I am a street performer in downtown Asheville — one of the statues/mimes. I love doing it, but it is not without its challenges. Mostly, I am fortunate enough to not have people disturb me, but I have been groped, fondled, screamed at and had objects thrown at me by adults.
On Friday, Sept. 17, I had an encounter with a gentleman and his young daughter. I have seen them before, and every time they pass, the father encourages his daughter to “touch me” to make me come alive. Children often prod, poke, punch, or pinch me, and I let it slide because they often do not know better. But since this girl has repeatedly touched me at the encouragement of her father, I decided to ask him to please not tell her to do that any more.

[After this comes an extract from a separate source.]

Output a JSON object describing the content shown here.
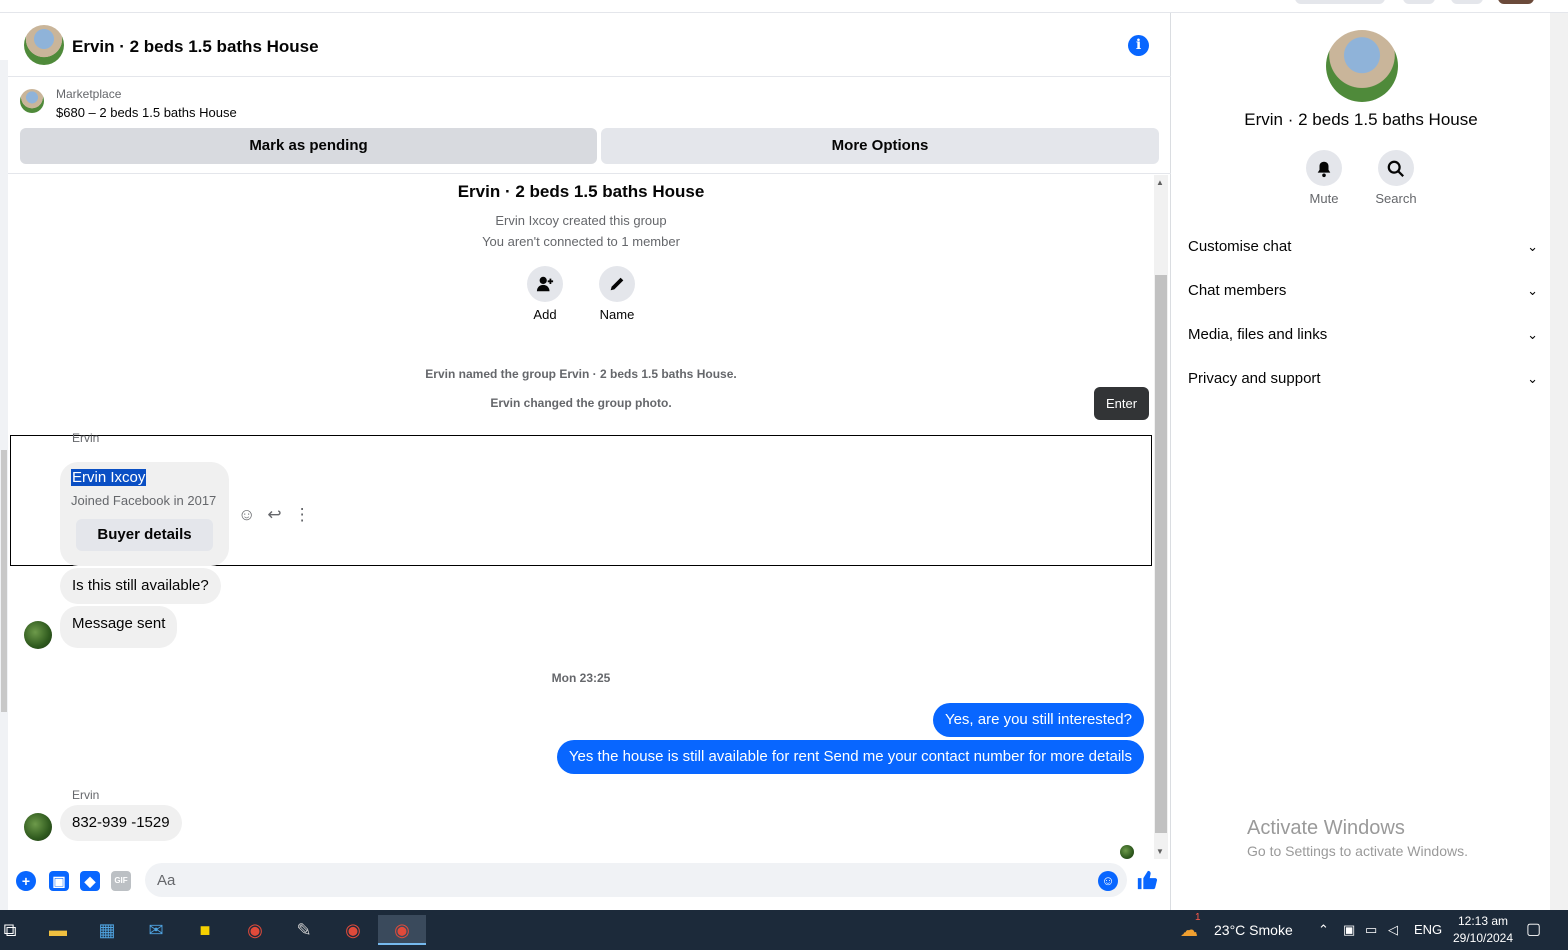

I expected an apology and for the incident to blow over. Instead we ended up in a yelling match that involved another bystander (not good conduct for a mime, I admit). The man insisted that if was going to stand on the street, that anyone should be able to touch me however they like. He added that if I didn’t want to be touched inappropriately, I should get “a real job.” The whole incident disturbed me as a woman, because the message these men were giving their children is that it’s OK to do whatever they like to others, and especially to entertainers or people in costume because they aren’t “real.” I was called a fraud and a scam artist, and accused of destroying the magic that his child believed in.
I would like to respond that no one has a right to my body, and it is not my responsibility to create a fantasy world for anybody at the risk of my own safety and comfort. I know that I take a risk posing as an inanimate object, because people will treat objects like objects. But I am not an object. I am a human being.

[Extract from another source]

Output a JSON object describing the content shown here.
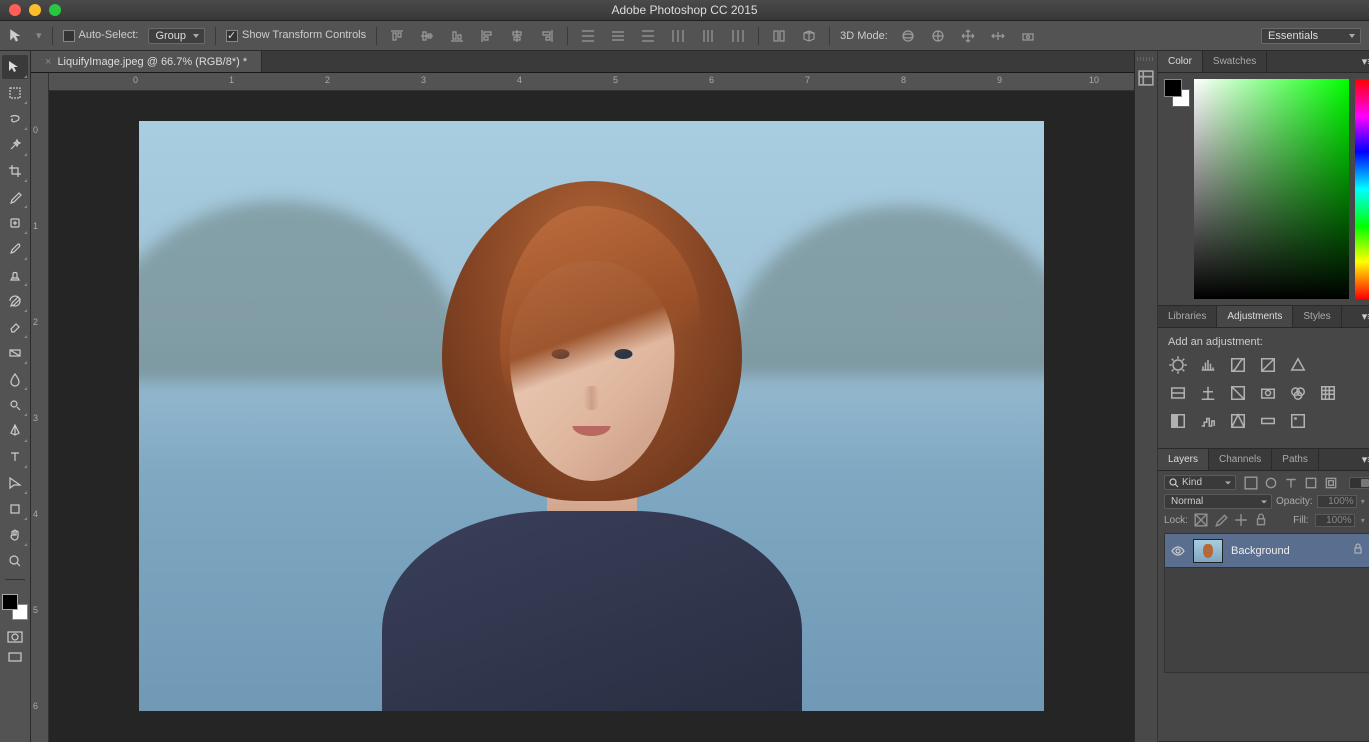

Women are not dolls that can be touched, and when you harass me in public, it sets a bad example for everyone else around us, especially the children. I am referring to the adult males that repeatedly think it’s OK to make physical contact with me. Even small gestures can be very unsettling. I’m not asking for a miracle, but it would be nice if we all worked together to make our streets safe for everyone, especially women and children.

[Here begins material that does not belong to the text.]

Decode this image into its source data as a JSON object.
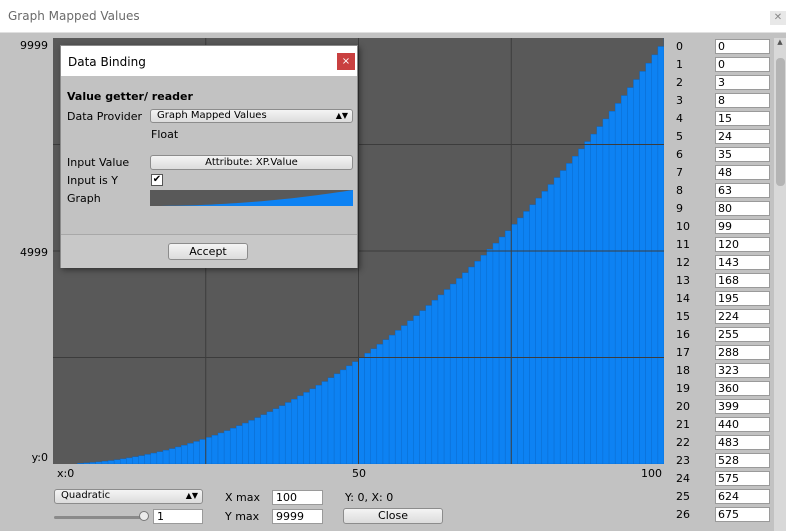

Please parents, teach your children respect for others, even if they don’t look “normal.” And for the sake of all of the street performers in Asheville, keep in mind that we are very aware of our surroundings and will not tolerate behavior that infringes on our rights as human beings. For the rest of you lovely people, thank you so much for making my life a brighter, more magical place.
— Bullet Miller